Perhaps most important: does the idea of wearing a makeshift Santa costume in front of an audience while a high-school-aged "elf" tries to seduce you -- while your significant other is trapped in a box filled with packing peanuts -- not make you nauseous?

If you answered yes to any of these questions, consider seeking out Timothy Haskell and the Psycho Clan's Nightmare (Before Christmas): The Experiment, currently running until December 23 at the Clemente Soto Velez Cultural Center on the Lower East Side. A combination of performance art and situational audience manipulation, the Nightmare is designed to do one thing: force audiences into the holiday spirit through the backdoor of terror and shame.

"Christmas is supposed to be a joyful time," co-director Timothy Haskell explains. "For too many, it just isn't. If you don't always feel joy during the holidays, a good scare will trigger those senses. The endorphins that are released during moments of joy and pleasure are the same ones coursing through your nervous system during times of great fright.

So let fear ignite your holiday spirit!"

Plenty of productions lure blasé audiences in with the promise of scares and weirdness. Nightmare puts in extreme — extreme — effort to deliver on its promise. The theatrical production/structured-torture begins outside the theater, in CVC's lobby bar. (We recommend the spiked cider. It's delicious, and you will most likely need it. Order four.) After improv-interrogating audience members about their sex life and potential allergies to rubber, three "scientists" escort participants into the theater for ten "experiments." Audiences members are told that these experiments test and explore their different fears, including humiliation, dread, and the fear of pain.
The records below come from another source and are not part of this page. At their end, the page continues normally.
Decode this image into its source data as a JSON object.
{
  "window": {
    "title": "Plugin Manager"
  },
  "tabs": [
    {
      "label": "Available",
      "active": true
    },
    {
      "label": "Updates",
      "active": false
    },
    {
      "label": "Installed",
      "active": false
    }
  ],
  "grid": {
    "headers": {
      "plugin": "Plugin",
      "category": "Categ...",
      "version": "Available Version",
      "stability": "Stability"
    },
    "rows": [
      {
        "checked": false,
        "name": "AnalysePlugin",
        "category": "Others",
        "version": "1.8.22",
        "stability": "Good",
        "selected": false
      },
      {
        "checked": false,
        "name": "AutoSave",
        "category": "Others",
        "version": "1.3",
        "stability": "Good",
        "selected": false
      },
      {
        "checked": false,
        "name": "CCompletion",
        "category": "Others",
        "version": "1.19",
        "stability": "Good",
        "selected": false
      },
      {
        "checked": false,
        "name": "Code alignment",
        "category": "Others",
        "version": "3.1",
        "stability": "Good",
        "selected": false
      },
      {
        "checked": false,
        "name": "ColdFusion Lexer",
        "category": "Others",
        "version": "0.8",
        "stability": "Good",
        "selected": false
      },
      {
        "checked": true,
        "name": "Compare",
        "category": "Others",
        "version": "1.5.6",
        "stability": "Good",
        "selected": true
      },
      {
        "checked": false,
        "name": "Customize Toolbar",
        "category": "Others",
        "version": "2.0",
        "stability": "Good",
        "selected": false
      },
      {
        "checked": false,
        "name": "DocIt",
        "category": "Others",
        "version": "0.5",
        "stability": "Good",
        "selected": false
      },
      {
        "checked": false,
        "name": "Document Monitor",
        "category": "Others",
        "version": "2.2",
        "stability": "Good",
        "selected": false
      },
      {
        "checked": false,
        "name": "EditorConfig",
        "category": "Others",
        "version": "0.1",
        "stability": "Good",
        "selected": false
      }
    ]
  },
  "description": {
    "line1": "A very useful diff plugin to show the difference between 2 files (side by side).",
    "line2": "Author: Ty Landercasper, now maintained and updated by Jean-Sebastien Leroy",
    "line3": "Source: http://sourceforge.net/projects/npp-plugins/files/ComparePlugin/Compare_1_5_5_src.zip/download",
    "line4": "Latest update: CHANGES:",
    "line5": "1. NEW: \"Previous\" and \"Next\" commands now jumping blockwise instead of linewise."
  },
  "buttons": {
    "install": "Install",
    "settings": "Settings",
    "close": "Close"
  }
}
While rubber prosthetic hands account for more than half of Nightmare's gimmicks, thrill-seekers be warned: this show is not a tepid haunted house, or peep-show for voyeurs. Audience participation is near-mandatory—as in if you show up, you will be forced to participate. And participation may involve the removal of your clothes for a public shaming/weigh-in, interaction with a subway rat, and/or smelling a stranger's shoes, then naming the odor best associated with said shoes in front of a live audience.

New York is blanketed with heartfelt holiday shows that charm, warm and cheer. Nightmare (Before Christmas): The Experiment aims to alienate, chill and humiliate.

And who's to say a little humiliation won't be helpful this time of year? The Psycho Clan might want to think of rebranding their show: Nightmare: an $18 prep course for your family Chistmas party.